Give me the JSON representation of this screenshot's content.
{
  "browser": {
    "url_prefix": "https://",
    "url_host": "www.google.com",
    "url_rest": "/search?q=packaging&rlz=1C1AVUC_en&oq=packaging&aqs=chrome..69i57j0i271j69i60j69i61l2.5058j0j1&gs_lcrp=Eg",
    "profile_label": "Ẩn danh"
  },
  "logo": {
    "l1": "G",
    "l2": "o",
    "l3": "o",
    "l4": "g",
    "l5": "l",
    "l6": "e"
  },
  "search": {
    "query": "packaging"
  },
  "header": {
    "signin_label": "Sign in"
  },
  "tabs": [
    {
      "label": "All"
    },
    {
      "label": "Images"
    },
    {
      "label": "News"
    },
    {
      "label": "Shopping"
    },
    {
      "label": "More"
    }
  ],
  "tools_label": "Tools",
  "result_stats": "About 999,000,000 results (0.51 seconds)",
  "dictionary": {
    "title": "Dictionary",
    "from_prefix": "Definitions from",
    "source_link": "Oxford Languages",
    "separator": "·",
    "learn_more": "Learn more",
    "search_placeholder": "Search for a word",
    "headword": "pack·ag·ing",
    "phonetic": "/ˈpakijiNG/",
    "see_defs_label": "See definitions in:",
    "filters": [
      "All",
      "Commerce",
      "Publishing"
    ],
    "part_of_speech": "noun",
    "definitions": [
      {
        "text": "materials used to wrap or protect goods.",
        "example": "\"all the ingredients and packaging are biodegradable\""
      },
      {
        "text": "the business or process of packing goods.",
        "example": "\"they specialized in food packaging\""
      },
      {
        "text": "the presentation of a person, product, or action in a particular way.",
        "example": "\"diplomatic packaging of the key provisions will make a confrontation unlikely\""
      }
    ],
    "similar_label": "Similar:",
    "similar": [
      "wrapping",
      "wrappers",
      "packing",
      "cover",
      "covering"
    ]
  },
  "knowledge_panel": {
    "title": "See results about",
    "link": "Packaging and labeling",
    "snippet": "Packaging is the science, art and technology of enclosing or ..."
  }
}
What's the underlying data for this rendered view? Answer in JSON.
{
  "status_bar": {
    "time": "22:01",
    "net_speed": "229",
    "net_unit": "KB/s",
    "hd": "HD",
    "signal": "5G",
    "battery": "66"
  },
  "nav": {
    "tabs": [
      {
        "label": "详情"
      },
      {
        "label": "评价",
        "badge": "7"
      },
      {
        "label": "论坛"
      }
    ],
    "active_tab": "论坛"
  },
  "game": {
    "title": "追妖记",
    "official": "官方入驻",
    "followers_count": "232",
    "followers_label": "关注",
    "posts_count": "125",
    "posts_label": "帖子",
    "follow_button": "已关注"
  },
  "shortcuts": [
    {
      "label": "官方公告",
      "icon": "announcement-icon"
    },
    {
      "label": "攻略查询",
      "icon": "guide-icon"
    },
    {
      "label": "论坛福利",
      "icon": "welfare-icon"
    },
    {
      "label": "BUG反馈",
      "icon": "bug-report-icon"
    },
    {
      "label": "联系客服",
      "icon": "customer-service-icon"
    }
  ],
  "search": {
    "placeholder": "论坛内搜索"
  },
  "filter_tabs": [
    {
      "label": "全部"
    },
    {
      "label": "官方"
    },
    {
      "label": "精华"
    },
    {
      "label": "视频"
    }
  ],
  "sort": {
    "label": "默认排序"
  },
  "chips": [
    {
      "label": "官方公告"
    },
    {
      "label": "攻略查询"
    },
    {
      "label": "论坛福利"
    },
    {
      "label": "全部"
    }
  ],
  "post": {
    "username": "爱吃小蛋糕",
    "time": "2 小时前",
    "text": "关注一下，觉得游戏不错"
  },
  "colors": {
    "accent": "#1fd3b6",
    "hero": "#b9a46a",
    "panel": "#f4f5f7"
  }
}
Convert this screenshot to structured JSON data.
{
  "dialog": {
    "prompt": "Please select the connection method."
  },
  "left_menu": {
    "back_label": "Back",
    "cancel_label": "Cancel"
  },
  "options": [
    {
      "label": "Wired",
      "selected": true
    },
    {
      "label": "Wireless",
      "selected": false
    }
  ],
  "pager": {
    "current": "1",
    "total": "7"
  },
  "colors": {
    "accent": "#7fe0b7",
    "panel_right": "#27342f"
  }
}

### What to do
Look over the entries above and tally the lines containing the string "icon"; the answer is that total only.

### Expected output
5